Records from a data collection:
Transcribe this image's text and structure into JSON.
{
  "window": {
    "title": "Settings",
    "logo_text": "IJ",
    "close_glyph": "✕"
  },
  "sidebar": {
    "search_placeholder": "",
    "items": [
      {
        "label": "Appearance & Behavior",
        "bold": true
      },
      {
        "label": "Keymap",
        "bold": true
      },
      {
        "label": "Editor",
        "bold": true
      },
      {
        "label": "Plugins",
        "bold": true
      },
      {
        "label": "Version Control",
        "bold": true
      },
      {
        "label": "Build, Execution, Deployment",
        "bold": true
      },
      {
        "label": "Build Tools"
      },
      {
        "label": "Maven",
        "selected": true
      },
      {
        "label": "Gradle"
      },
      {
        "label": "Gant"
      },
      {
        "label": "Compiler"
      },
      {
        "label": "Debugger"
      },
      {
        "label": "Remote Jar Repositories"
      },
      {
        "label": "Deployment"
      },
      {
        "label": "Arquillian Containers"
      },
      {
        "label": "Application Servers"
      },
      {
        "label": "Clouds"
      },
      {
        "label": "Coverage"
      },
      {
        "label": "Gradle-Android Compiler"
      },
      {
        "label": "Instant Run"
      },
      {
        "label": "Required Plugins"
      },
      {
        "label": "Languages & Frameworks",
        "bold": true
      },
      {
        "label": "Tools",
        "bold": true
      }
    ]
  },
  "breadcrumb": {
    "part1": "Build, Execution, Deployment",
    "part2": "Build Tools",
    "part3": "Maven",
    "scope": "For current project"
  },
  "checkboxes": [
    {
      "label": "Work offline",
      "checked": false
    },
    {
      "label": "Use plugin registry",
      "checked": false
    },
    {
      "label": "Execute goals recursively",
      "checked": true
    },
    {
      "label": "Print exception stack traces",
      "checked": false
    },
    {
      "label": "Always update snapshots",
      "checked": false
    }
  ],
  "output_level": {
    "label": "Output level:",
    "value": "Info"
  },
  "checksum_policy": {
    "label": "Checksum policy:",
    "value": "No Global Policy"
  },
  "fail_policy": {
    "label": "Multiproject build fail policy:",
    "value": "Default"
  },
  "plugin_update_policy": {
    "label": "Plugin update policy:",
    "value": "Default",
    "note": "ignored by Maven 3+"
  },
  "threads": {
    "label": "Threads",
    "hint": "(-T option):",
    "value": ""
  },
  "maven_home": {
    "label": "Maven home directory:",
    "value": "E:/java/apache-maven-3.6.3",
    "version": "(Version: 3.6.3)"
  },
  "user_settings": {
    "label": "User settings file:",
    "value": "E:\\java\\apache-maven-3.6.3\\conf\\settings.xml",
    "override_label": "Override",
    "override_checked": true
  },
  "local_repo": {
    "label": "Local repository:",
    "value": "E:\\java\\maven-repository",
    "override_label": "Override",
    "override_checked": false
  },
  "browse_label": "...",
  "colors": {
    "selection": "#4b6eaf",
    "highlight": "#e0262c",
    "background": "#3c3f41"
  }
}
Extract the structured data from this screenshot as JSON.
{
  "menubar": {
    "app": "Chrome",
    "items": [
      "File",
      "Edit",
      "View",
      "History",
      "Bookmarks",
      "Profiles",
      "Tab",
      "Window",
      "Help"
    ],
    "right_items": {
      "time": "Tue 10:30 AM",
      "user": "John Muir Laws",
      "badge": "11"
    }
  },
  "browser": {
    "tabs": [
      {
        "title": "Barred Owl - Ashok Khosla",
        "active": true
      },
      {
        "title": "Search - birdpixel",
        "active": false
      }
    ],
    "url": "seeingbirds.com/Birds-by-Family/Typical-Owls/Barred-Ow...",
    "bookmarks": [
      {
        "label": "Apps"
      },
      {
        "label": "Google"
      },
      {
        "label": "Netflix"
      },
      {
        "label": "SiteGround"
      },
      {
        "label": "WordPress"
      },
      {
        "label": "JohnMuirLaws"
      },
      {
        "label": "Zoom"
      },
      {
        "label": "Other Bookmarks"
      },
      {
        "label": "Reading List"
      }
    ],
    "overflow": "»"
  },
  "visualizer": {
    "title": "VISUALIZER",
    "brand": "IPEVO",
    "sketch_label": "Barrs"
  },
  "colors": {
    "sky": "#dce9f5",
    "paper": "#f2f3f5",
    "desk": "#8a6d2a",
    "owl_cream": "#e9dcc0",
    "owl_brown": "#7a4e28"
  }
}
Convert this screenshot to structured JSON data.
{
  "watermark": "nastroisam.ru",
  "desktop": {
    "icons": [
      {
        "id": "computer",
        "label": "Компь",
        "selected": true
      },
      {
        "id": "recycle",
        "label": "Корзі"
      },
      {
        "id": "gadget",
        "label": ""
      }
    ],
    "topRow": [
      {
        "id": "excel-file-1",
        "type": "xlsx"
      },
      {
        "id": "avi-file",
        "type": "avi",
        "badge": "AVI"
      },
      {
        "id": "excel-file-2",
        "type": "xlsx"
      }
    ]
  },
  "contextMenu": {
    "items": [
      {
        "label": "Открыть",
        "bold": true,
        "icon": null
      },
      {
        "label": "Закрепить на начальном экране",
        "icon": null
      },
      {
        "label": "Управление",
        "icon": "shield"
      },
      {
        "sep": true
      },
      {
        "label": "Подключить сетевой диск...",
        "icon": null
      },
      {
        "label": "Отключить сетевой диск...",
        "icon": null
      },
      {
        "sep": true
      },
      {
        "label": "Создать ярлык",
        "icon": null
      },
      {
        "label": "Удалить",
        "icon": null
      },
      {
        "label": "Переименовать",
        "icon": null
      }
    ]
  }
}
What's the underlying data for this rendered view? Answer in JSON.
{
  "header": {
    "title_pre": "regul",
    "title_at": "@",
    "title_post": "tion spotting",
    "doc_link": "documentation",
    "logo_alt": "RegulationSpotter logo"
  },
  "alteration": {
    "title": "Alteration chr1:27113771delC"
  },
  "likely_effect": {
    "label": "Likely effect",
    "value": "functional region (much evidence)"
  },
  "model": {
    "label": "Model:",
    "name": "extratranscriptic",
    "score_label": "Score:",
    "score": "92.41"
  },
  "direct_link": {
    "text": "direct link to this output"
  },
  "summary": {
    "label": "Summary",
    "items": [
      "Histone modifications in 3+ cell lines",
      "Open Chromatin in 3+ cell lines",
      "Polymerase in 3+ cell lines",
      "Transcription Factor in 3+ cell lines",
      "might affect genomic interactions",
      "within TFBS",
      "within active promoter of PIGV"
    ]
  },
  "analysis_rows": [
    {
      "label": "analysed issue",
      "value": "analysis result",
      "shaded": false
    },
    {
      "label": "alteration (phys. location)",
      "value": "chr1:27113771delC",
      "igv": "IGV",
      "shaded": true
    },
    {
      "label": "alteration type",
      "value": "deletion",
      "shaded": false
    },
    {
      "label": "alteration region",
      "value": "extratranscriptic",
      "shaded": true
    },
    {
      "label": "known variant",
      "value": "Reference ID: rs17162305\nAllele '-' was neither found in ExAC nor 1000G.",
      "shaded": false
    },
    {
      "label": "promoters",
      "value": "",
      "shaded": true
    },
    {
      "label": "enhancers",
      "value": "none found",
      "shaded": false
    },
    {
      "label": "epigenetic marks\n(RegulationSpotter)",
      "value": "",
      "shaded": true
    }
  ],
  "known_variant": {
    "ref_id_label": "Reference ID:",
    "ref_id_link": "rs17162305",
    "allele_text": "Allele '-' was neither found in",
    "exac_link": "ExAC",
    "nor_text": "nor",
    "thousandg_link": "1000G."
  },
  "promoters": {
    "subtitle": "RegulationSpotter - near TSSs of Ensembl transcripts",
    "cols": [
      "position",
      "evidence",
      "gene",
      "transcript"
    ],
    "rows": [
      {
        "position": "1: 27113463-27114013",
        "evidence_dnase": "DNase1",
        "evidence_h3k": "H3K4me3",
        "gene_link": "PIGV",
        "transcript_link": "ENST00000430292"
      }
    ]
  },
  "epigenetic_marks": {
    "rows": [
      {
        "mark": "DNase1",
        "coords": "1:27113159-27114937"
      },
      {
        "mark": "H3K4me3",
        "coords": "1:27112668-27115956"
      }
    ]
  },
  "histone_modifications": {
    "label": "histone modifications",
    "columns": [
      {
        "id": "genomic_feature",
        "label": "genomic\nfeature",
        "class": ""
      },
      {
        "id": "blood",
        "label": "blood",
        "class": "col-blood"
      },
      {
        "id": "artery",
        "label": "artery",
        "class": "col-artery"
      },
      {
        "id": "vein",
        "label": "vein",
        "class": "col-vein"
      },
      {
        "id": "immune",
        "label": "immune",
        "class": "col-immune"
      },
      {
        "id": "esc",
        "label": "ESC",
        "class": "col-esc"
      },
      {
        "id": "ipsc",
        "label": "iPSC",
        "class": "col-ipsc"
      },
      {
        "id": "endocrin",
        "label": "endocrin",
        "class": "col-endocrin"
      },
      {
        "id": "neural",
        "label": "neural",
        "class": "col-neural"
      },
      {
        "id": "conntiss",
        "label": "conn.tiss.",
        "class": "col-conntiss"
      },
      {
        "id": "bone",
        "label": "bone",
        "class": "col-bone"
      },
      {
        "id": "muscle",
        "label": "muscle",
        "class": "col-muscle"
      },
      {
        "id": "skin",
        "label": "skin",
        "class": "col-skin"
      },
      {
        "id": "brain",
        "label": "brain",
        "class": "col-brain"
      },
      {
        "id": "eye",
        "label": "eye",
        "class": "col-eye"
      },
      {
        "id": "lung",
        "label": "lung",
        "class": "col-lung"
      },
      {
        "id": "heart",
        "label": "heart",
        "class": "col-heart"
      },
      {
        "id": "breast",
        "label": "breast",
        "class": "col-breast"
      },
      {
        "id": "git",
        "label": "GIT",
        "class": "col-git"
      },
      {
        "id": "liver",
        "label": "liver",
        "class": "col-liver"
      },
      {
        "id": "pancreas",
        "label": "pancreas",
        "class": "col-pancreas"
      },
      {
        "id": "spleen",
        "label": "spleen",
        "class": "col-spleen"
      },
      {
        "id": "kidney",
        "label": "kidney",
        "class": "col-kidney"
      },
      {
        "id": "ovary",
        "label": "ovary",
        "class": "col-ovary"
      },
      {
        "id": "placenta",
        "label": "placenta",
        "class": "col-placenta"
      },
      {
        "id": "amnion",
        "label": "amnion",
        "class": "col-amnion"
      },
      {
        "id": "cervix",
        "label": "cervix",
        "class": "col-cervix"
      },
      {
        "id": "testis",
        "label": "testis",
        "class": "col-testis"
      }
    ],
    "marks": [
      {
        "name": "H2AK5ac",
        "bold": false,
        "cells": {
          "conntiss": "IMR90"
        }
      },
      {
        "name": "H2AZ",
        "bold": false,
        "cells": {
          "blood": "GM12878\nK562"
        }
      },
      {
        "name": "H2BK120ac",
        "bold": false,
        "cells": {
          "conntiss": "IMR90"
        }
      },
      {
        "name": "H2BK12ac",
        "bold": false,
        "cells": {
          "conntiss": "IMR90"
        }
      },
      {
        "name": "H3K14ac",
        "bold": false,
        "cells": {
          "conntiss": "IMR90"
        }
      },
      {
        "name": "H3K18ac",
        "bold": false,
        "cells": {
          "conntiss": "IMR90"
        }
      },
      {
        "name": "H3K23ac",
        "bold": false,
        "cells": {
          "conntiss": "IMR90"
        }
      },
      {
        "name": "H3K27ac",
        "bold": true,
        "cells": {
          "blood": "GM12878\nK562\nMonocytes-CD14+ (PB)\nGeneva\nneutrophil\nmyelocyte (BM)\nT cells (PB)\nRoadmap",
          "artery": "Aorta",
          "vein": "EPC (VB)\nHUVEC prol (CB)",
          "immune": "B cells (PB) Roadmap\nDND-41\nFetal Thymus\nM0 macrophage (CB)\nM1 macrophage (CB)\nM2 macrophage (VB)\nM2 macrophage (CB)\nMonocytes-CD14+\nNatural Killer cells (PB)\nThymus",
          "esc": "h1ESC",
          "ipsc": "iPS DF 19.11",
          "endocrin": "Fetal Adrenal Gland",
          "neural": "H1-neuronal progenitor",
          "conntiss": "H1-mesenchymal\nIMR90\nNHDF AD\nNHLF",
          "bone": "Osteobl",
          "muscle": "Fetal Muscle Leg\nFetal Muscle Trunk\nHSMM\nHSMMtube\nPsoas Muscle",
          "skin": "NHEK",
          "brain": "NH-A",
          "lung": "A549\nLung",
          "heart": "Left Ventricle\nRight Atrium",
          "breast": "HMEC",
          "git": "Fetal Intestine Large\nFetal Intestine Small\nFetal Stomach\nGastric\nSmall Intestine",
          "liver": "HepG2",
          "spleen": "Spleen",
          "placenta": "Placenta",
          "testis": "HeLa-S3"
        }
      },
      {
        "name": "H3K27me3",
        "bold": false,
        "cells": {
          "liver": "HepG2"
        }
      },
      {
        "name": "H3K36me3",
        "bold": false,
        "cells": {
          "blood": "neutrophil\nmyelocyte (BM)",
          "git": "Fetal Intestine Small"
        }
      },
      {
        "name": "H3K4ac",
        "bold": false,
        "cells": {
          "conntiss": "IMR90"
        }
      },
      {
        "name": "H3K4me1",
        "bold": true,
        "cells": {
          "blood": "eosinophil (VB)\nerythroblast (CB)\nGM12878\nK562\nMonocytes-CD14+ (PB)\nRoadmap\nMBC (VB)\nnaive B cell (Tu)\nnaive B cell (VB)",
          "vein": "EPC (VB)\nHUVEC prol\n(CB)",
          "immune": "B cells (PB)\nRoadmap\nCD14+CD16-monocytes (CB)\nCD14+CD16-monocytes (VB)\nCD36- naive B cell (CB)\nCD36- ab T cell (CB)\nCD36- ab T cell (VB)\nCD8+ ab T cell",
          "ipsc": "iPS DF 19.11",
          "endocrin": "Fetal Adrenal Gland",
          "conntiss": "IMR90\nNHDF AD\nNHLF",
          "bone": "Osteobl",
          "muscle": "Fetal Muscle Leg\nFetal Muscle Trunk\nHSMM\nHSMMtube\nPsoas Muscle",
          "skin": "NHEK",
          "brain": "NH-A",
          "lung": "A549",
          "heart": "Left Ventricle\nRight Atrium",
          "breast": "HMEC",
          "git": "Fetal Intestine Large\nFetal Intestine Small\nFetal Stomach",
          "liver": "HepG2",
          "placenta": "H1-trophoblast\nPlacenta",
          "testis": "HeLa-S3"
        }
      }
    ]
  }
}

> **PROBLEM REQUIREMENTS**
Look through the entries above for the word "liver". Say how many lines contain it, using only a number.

> **REPLY**
6